TASK PROMPT –
Among these entries, how many lines contain "JSON"? Say the number and nothing else.

(Entries from a dataset of interfaces)
________________________________________
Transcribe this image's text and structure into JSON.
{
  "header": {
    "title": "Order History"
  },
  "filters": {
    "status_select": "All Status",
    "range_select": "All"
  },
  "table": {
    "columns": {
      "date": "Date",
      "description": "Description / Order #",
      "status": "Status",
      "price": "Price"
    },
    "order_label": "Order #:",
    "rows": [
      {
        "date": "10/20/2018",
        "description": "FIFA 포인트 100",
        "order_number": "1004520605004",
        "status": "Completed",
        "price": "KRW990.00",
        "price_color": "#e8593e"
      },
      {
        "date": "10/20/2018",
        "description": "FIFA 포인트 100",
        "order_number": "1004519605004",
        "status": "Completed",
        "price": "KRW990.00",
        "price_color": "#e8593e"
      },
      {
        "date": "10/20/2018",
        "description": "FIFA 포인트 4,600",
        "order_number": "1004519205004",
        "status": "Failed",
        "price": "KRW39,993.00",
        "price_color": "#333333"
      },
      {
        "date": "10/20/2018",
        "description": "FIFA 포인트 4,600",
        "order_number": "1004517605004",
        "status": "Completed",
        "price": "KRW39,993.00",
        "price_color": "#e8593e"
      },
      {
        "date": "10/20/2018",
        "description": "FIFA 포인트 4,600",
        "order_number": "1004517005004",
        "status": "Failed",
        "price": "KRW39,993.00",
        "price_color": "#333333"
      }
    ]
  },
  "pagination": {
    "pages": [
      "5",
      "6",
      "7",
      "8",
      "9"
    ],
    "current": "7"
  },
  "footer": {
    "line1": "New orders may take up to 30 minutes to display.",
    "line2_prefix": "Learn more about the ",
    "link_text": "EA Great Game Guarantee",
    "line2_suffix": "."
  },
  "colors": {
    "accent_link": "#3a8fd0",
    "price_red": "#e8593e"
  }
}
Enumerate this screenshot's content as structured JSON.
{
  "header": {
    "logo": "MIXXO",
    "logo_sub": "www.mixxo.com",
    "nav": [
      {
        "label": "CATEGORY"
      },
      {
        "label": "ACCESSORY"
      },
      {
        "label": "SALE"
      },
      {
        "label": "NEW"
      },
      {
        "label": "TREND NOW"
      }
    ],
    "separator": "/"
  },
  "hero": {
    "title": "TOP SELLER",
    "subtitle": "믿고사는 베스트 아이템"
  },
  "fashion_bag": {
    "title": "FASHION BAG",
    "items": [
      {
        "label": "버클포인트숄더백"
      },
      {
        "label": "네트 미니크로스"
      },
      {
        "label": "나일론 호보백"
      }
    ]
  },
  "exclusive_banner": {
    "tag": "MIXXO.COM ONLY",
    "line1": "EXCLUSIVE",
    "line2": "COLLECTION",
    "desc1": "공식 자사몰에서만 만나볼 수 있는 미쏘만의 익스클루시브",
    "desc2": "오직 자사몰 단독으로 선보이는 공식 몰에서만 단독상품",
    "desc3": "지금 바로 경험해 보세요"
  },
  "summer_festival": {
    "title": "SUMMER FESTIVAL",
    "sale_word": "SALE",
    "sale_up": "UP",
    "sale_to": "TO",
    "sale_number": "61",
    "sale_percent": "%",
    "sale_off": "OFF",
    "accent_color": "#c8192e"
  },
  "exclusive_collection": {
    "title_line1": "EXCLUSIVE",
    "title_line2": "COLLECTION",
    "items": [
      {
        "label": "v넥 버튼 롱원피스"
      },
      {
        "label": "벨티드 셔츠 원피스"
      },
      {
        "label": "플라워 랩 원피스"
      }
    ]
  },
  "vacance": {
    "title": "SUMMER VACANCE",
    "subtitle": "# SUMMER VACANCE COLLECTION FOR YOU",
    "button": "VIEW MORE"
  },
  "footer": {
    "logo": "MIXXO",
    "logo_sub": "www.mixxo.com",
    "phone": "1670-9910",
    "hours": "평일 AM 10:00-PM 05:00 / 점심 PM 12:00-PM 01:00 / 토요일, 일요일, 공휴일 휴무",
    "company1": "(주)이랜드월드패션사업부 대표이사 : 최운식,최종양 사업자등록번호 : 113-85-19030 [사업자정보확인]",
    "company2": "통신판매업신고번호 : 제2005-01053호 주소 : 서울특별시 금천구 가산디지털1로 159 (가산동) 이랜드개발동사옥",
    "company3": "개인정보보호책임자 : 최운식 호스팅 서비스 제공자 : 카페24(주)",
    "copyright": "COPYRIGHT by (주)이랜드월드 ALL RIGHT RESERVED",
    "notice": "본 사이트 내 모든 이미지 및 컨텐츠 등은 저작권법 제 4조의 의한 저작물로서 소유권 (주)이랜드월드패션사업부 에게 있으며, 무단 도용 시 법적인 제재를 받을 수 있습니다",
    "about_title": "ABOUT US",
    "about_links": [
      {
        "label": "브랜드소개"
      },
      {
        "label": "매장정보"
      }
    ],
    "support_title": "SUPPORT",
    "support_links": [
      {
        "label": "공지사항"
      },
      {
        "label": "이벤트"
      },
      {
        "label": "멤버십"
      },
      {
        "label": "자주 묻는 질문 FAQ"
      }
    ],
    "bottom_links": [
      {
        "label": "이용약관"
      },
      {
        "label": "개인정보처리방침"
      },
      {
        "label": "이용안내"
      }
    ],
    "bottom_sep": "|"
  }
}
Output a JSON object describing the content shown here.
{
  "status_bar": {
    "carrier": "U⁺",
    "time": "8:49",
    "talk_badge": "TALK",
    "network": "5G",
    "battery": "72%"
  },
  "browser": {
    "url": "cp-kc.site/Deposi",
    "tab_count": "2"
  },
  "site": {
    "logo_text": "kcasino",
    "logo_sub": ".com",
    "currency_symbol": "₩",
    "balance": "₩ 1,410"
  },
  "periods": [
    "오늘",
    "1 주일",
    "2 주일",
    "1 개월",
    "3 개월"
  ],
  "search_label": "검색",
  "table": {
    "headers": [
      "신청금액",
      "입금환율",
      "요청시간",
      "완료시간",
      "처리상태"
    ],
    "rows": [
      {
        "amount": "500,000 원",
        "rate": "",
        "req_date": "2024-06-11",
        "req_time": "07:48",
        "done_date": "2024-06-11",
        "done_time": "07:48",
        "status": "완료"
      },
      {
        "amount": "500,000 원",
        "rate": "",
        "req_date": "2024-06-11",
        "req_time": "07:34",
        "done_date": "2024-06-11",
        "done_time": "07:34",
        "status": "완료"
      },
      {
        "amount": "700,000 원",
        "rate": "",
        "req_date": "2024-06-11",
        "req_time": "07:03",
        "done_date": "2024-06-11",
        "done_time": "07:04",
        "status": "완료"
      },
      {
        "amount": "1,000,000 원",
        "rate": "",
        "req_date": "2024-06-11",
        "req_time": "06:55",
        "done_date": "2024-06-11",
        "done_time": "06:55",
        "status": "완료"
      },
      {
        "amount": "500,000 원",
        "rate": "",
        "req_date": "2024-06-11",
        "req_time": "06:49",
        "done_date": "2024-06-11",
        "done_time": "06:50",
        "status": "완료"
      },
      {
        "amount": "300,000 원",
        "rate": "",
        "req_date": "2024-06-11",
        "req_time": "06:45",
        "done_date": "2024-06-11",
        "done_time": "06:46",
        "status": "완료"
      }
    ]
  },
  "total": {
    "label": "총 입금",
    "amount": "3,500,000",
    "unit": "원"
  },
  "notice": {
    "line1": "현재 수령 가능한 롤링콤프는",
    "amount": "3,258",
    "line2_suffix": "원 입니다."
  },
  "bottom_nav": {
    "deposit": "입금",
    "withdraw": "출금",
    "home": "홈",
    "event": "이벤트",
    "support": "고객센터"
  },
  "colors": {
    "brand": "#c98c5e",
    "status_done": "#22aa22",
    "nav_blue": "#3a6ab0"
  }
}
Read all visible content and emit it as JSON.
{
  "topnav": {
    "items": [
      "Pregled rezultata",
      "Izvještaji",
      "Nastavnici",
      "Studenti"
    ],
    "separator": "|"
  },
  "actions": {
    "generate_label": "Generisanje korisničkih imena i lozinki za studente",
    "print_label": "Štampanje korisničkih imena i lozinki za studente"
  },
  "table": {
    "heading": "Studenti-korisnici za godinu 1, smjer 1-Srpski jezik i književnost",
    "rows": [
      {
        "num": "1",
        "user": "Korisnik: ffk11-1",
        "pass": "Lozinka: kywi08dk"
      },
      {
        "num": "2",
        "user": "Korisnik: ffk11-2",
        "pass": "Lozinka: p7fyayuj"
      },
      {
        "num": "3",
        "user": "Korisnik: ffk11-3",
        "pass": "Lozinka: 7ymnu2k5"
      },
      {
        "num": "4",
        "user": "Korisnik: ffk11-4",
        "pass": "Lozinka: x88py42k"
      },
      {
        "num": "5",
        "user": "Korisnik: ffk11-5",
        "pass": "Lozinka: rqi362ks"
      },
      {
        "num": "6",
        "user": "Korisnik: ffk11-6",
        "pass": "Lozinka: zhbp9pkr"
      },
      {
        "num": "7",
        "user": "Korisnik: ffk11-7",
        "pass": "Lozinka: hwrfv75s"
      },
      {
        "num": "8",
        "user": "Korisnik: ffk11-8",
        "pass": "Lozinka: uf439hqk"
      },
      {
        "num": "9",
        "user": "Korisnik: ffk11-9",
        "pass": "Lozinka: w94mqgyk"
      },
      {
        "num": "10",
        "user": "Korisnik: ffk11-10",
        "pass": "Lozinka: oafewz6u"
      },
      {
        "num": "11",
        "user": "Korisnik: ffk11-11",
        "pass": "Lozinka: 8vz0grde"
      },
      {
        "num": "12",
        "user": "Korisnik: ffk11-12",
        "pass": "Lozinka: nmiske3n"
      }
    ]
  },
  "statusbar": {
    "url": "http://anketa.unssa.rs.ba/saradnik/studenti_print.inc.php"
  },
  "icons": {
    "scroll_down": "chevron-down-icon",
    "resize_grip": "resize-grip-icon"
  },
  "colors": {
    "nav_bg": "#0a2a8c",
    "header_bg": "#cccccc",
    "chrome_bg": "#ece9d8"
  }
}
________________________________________
RESULT OF THE TASK –
4